cover image Look for Me and I’ll Be Gone

Look for Me and I’ll Be Gone

John Edgar Wideman. Scribner, $26 (336p) ISBN 978-1-982148-94-2

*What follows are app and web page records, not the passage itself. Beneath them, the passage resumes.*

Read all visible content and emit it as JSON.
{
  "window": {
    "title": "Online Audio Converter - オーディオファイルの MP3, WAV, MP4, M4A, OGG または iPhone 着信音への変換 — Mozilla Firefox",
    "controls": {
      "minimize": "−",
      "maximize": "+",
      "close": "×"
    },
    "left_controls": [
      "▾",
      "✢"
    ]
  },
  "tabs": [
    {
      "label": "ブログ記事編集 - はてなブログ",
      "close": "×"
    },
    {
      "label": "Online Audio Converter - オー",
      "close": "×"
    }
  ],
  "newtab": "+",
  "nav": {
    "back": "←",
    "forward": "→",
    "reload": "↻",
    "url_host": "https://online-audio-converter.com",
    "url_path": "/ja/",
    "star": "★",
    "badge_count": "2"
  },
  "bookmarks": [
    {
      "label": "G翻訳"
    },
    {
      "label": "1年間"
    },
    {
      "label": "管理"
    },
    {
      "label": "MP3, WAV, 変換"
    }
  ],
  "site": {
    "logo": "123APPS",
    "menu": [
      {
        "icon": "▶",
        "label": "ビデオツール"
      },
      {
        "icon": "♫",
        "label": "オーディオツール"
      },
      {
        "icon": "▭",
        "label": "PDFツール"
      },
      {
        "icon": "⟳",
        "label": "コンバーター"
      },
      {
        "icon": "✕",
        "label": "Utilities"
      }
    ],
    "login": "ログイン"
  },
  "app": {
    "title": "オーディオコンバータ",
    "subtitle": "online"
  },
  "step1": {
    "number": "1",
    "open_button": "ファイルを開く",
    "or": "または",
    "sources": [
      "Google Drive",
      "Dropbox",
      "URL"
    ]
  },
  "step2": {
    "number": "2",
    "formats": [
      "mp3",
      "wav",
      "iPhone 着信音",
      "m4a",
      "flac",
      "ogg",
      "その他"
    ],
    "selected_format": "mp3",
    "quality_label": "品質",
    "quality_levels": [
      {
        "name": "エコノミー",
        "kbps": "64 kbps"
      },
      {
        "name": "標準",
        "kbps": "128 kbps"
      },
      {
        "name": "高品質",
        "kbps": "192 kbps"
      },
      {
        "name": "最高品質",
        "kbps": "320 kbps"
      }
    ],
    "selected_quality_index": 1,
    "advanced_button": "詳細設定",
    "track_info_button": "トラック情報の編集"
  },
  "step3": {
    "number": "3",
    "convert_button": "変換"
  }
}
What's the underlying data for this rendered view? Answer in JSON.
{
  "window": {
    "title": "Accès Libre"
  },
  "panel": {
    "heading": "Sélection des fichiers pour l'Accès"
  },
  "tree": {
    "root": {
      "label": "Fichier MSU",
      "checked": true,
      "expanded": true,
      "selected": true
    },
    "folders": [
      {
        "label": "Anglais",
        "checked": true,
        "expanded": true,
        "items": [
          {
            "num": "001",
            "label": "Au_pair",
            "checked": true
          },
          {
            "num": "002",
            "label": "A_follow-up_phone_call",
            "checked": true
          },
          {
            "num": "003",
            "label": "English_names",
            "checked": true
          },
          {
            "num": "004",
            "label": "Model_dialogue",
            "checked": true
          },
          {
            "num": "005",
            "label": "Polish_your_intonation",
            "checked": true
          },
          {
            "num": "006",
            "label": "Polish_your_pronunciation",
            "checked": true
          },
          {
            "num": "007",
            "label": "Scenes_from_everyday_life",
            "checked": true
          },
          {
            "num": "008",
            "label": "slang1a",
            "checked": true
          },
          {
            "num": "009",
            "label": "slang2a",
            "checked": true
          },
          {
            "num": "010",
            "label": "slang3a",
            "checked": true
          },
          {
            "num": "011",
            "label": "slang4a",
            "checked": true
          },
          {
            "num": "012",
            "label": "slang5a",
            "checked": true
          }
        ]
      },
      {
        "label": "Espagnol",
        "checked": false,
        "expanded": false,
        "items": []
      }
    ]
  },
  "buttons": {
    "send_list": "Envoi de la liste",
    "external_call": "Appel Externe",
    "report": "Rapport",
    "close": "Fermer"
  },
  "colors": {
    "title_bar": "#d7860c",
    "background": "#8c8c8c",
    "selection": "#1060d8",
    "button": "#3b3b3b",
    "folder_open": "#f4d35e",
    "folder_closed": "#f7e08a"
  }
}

Two-time PEN/Faulkner winner Wideman’s bold latest (after You Made Me Love You) resonates with themes of racial identity, incarceration, poverty, and history. The stage is set with a quick one-two: the brief stream-of-consciousness opening story, “Art of Story,” and “Last Day,” in which the narrator ponders visiting his brother in prison, where his Blackness is felt in “hard, rigid, premeditated” overtones. A boy’s sadness is palpable in the gorgeous “Separation” as he stands by his beloved grandfather’s coffin while the narrator recounts the family’s heritage as a tender requiem. A letter written to R&B legend Freddie Jackson forms the soul of the epistolary “Arizona” as the narrator travels to prison with his son and his lawyers so his son can continue serving a life sentence for murder. A brother anxiously awaits a reunion, 44 years in the making, with his formerly incarcerated brother in “Penn Station.” Other gems feature Wideman’s piercing observations; in “BTM,” the narrator recounts seeing the three letters painted on the side of a building in New York City, then transformed to “BLM,” and reflects on the “hopelessness of railing against race.” Wideman’s memorable collection reinforces his reputation as a witty and provocative social observer and raconteur who challenges stereotypes and creatively reaffirms the realities of Black American life. Agent: Jin Auh, the Wylie Agency. (Nov.)